━━━━━ Listed entries
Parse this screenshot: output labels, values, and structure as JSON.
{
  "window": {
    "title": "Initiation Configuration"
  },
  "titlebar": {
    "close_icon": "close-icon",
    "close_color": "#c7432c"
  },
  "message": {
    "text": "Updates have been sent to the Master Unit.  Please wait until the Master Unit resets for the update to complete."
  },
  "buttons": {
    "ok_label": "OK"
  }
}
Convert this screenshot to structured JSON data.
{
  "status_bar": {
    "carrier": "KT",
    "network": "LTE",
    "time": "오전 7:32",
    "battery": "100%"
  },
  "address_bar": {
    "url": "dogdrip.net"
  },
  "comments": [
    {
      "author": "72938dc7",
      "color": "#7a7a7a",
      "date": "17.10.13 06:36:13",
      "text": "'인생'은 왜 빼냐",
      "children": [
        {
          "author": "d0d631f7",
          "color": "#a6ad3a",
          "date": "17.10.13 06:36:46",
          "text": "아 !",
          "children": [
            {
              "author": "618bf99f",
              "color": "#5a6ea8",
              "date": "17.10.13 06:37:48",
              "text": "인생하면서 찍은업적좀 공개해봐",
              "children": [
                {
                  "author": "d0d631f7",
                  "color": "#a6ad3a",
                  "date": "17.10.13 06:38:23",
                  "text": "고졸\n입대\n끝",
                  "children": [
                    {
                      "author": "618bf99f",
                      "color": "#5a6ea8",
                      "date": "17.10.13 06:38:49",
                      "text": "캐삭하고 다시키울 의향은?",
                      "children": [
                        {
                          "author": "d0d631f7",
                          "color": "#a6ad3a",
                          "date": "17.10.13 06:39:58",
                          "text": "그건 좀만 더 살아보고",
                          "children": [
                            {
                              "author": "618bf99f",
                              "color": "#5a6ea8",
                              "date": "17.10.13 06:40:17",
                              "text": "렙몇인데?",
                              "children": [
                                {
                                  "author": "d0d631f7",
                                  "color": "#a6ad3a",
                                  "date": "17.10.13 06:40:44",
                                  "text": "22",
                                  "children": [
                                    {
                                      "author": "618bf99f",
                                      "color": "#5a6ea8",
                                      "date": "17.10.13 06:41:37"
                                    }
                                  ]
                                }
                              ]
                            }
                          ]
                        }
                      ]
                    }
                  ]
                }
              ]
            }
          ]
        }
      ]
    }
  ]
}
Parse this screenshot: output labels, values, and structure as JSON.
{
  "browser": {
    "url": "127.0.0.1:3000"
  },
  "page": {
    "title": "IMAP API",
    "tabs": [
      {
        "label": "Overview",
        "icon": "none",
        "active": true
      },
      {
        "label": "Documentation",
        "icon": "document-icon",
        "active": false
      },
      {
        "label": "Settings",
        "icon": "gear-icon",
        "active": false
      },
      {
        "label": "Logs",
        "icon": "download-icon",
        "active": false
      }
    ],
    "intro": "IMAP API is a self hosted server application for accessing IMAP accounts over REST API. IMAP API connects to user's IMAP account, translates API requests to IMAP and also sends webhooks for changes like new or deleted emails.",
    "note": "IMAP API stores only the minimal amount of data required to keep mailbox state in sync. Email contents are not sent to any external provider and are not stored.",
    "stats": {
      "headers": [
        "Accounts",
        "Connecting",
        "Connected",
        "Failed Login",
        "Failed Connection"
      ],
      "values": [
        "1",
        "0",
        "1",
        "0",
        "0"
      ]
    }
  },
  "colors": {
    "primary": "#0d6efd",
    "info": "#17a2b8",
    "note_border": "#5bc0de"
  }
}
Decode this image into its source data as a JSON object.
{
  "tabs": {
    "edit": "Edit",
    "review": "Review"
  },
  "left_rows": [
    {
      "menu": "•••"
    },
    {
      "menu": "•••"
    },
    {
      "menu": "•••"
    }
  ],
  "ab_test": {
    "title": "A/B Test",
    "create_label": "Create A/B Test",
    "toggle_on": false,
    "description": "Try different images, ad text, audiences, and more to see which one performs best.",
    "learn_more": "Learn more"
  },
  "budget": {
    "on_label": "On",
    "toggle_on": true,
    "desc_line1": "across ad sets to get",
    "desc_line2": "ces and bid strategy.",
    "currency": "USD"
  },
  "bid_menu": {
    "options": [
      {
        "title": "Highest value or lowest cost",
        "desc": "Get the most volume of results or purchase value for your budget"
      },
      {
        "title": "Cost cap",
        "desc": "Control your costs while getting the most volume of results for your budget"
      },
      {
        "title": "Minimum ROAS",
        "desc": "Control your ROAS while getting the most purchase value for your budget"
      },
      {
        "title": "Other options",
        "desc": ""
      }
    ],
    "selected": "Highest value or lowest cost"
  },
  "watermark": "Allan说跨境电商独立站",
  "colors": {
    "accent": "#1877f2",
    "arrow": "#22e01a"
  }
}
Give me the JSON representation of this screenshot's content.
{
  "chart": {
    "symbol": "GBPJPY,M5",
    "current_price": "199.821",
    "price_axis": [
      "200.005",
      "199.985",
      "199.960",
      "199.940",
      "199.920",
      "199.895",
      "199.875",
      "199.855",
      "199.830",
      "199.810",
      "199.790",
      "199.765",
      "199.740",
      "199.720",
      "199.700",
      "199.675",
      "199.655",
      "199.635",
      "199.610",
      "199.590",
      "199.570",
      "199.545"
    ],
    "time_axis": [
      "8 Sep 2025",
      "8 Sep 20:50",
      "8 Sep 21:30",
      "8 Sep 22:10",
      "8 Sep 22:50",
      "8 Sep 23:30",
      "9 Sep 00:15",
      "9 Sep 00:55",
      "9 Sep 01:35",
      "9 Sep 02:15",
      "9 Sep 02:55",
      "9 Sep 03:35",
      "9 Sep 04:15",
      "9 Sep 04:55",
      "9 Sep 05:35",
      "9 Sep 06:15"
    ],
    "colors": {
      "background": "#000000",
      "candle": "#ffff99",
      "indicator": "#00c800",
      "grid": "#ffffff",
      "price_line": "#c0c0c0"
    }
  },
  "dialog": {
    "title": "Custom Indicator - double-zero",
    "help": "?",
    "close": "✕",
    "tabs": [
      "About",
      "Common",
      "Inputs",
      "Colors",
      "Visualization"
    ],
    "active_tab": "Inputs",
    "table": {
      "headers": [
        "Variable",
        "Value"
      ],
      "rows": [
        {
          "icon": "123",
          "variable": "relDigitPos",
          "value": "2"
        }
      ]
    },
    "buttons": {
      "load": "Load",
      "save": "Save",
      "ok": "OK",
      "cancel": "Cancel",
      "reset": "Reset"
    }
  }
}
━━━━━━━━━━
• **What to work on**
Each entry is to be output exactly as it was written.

• **The answer**
Parse this screenshot: output labels, values, and structure as JSON.
{
  "window": {
    "title": "Initiation Configuration"
  },
  "titlebar": {
    "close_icon": "close-icon",
    "close_color": "#c7432c"
  },
  "message": {
    "text": "Updates have been sent to the Master Unit.  Please wait until the Master Unit resets for the update to complete."
  },
  "buttons": {
    "ok_label": "OK"
  }
}
Convert this screenshot to structured JSON data.
{
  "status_bar": {
    "carrier": "KT",
    "network": "LTE",
    "time": "오전 7:32",
    "battery": "100%"
  },
  "address_bar": {
    "url": "dogdrip.net"
  },
  "comments": [
    {
      "author": "72938dc7",
      "color": "#7a7a7a",
      "date": "17.10.13 06:36:13",
      "text": "'인생'은 왜 빼냐",
      "children": [
        {
          "author": "d0d631f7",
          "color": "#a6ad3a",
          "date": "17.10.13 06:36:46",
          "text": "아 !",
          "children": [
            {
              "author": "618bf99f",
              "color": "#5a6ea8",
              "date": "17.10.13 06:37:48",
              "text": "인생하면서 찍은업적좀 공개해봐",
              "children": [
                {
                  "author": "d0d631f7",
                  "color": "#a6ad3a",
                  "date": "17.10.13 06:38:23",
                  "text": "고졸\n입대\n끝",
                  "children": [
                    {
                      "author": "618bf99f",
                      "color": "#5a6ea8",
                      "date": "17.10.13 06:38:49",
                      "text": "캐삭하고 다시키울 의향은?",
                      "children": [
                        {
                          "author": "d0d631f7",
                          "color": "#a6ad3a",
                          "date": "17.10.13 06:39:58",
                          "text": "그건 좀만 더 살아보고",
                          "children": [
                            {
                              "author": "618bf99f",
                              "color": "#5a6ea8",
                              "date": "17.10.13 06:40:17",
                              "text": "렙몇인데?",
                              "children": [
                                {
                                  "author": "d0d631f7",
                                  "color": "#a6ad3a",
                                  "date": "17.10.13 06:40:44",
                                  "text": "22",
                                  "children": [
                                    {
                                      "author": "618bf99f",
                                      "color": "#5a6ea8",
                                      "date": "17.10.13 06:41:37"
                                    }
                                  ]
                                }
                              ]
                            }
                          ]
                        }
                      ]
                    }
                  ]
                }
              ]
            }
          ]
        }
      ]
    }
  ]
}
Parse this screenshot: output labels, values, and structure as JSON.
{
  "browser": {
    "url": "127.0.0.1:3000"
  },
  "page": {
    "title": "IMAP API",
    "tabs": [
      {
        "label": "Overview",
        "icon": "none",
        "active": true
      },
      {
        "label": "Documentation",
        "icon": "document-icon",
        "active": false
      },
      {
        "label": "Settings",
        "icon": "gear-icon",
        "active": false
      },
      {
        "label": "Logs",
        "icon": "download-icon",
        "active": false
      }
    ],
    "intro": "IMAP API is a self hosted server application for accessing IMAP accounts over REST API. IMAP API connects to user's IMAP account, translates API requests to IMAP and also sends webhooks for changes like new or deleted emails.",
    "note": "IMAP API stores only the minimal amount of data required to keep mailbox state in sync. Email contents are not sent to any external provider and are not stored.",
    "stats": {
      "headers": [
        "Accounts",
        "Connecting",
        "Connected",
        "Failed Login",
        "Failed Connection"
      ],
      "values": [
        "1",
        "0",
        "1",
        "0",
        "0"
      ]
    }
  },
  "colors": {
    "primary": "#0d6efd",
    "info": "#17a2b8",
    "note_border": "#5bc0de"
  }
}
Decode this image into its source data as a JSON object.
{
  "tabs": {
    "edit": "Edit",
    "review": "Review"
  },
  "left_rows": [
    {
      "menu": "•••"
    },
    {
      "menu": "•••"
    },
    {
      "menu": "•••"
    }
  ],
  "ab_test": {
    "title": "A/B Test",
    "create_label": "Create A/B Test",
    "toggle_on": false,
    "description": "Try different images, ad text, audiences, and more to see which one performs best.",
    "learn_more": "Learn more"
  },
  "budget": {
    "on_label": "On",
    "toggle_on": true,
    "desc_line1": "across ad sets to get",
    "desc_line2": "ces and bid strategy.",
    "currency": "USD"
  },
  "bid_menu": {
    "options": [
      {
        "title": "Highest value or lowest cost",
        "desc": "Get the most volume of results or purchase value for your budget"
      },
      {
        "title": "Cost cap",
        "desc": "Control your costs while getting the most volume of results for your budget"
      },
      {
        "title": "Minimum ROAS",
        "desc": "Control your ROAS while getting the most purchase value for your budget"
      },
      {
        "title": "Other options",
        "desc": ""
      }
    ],
    "selected": "Highest value or lowest cost"
  },
  "watermark": "Allan说跨境电商独立站",
  "colors": {
    "accent": "#1877f2",
    "arrow": "#22e01a"
  }
}
Give me the JSON representation of this screenshot's content.
{
  "chart": {
    "symbol": "GBPJPY,M5",
    "current_price": "199.821",
    "price_axis": [
      "200.005",
      "199.985",
      "199.960",
      "199.940",
      "199.920",
      "199.895",
      "199.875",
      "199.855",
      "199.830",
      "199.810",
      "199.790",
      "199.765",
      "199.740",
      "199.720",
      "199.700",
      "199.675",
      "199.655",
      "199.635",
      "199.610",
      "199.590",
      "199.570",
      "199.545"
    ],
    "time_axis": [
      "8 Sep 2025",
      "8 Sep 20:50",
      "8 Sep 21:30",
      "8 Sep 22:10",
      "8 Sep 22:50",
      "8 Sep 23:30",
      "9 Sep 00:15",
      "9 Sep 00:55",
      "9 Sep 01:35",
      "9 Sep 02:15",
      "9 Sep 02:55",
      "9 Sep 03:35",
      "9 Sep 04:15",
      "9 Sep 04:55",
      "9 Sep 05:35",
      "9 Sep 06:15"
    ],
    "colors": {
      "background": "#000000",
      "candle": "#ffff99",
      "indicator": "#00c800",
      "grid": "#ffffff",
      "price_line": "#c0c0c0"
    }
  },
  "dialog": {
    "title": "Custom Indicator - double-zero",
    "help": "?",
    "close": "✕",
    "tabs": [
      "About",
      "Common",
      "Inputs",
      "Colors",
      "Visualization"
    ],
    "active_tab": "Inputs",
    "table": {
      "headers": [
        "Variable",
        "Value"
      ],
      "rows": [
        {
          "icon": "123",
          "variable": "relDigitPos",
          "value": "2"
        }
      ]
    },
    "buttons": {
      "load": "Load",
      "save": "Save",
      "ok": "OK",
      "cancel": "Cancel",
      "reset": "Reset"
    }
  }
}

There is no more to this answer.